In a prior election there was also the fascinating face off between leaders Owen Arthur, Prime Minister at the time, and then Opposition Leader David Thompson. There are obviously some individuals who would argue that with the availability of technology and various means to transmit a political message to voters, including the popular social media outlets, there is less a need for a televised debate.
They might also point out that technology now also enables both the Democratic Labour Party and Barbados Labour Party to stream video and audio of their various political mass meetings and other events, allowing members of the electorate who prefer to stay at home, or may be incapacitated to be as equally informed as those at the specific locations.
There is merit in these arguments, but we do feel that an absence of televised political debates during general election campaign 2013 will be a lost opportunity for those seeking to represent the people’s interest to connect with, most likely their largest audience.

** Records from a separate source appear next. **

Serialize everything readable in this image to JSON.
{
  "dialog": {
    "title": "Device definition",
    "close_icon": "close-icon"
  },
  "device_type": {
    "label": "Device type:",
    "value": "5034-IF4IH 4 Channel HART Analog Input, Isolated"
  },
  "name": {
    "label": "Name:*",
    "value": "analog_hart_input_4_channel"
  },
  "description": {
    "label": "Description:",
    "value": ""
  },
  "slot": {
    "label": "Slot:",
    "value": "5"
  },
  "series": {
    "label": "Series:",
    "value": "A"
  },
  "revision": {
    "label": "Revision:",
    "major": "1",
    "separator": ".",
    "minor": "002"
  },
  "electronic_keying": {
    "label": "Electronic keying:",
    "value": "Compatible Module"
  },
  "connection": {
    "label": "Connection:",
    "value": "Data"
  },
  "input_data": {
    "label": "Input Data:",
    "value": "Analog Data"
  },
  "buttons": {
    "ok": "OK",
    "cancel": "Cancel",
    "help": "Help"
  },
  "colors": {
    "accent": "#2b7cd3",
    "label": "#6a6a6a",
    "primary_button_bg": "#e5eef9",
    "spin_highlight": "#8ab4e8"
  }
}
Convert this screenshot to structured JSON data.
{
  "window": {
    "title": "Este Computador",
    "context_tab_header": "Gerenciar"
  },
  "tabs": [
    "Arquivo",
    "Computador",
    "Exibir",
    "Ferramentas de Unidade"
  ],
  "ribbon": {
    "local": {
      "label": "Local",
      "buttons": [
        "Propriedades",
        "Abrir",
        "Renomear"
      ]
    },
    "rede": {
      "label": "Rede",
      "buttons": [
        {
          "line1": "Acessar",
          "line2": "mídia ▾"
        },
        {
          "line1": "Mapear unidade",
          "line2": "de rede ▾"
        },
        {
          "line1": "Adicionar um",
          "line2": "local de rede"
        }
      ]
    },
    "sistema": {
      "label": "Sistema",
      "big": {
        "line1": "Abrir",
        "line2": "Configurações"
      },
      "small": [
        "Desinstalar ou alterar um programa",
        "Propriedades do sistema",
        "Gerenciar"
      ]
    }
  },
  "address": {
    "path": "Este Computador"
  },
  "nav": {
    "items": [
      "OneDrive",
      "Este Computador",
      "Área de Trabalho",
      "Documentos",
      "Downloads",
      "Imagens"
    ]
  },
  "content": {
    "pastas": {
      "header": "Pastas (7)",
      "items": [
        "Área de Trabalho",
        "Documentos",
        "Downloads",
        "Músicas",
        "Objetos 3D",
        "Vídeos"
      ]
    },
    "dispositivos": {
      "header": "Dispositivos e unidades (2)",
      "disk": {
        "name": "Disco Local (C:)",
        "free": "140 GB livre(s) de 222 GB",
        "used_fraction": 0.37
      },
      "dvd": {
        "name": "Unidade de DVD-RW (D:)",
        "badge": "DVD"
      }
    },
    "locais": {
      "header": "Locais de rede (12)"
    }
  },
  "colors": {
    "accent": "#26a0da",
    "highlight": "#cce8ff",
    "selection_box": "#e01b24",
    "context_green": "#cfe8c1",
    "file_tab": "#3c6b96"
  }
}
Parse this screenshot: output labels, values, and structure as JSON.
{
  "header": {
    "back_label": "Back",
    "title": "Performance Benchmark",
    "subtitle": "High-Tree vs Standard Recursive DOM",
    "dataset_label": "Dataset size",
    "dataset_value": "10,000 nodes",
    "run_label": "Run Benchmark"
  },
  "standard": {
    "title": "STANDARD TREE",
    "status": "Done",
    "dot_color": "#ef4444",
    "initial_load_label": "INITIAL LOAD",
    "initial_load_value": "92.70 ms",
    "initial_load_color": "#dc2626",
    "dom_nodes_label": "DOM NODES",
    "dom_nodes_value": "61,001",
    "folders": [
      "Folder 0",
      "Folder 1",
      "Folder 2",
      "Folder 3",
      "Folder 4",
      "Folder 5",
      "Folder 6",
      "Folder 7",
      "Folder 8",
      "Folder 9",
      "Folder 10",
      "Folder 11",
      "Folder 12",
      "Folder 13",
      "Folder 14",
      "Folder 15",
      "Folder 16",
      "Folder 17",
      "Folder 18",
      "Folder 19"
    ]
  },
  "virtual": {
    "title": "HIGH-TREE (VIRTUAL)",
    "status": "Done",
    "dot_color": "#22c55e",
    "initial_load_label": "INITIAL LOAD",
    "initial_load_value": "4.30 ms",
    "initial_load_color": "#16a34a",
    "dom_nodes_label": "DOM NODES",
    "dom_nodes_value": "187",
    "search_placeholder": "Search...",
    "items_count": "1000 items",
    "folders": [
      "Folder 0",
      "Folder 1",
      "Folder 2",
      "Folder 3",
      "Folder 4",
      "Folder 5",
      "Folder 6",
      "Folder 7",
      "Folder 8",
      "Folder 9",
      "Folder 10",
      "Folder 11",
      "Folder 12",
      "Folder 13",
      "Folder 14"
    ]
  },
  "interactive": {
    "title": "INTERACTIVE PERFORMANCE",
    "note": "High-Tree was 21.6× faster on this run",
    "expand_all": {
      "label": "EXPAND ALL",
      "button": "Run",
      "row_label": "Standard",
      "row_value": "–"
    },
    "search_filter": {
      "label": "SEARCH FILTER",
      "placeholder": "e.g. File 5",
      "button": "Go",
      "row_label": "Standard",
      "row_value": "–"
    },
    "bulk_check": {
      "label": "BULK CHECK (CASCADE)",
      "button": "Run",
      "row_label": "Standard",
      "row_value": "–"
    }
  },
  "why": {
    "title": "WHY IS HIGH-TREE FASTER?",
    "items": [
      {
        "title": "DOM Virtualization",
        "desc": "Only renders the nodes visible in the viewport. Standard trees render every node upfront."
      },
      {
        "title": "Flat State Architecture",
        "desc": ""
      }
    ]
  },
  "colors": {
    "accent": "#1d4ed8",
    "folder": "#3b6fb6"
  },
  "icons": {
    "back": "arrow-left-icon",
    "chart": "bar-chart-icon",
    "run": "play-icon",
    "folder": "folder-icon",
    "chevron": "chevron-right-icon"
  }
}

It is not our place to pre-judge the likelihood of any such debates taking place, but based on his failure to continue the policy started by his predecessor to engage the media and public during a quarterly Press conference televised live, we feel safe predicting that Prime Minister Freundel Stuart will not be rushing to CBC’s Pine, St. Michael studios anytime soon to debate with his BLP opponent. Stuart has shown signs of being a more than capable communicator, but unfortunately those signs have been few and far between in his more than three years in charge of this country’s affairs.
A debate or series of debates between other members of the two political parties on key issues in this three week campaign would also be desirable. We are sure Barbadians would be figuratively glued to their televisions screens were there to be a debate between leaders in waiting Chris Sinckler and Mia Mottley.
Why can’t there be a tourism discussion between Minister of Tourism Richard Sealy and his BLP predecessor Noel Lynch? At this time of continued economic struggle, and with the recent CADRES/Barbados TODAY public opinion clearly showing that three quarters of the population is concerned about economic issues like the cost of living, and unemployment, should there not be a special televised debate on such matters? What about a discussion on matters related to education, including the future of state funding of the University of the West Indies?
These and many other issues are worthy and deserving of this intimate engagement involving the public.†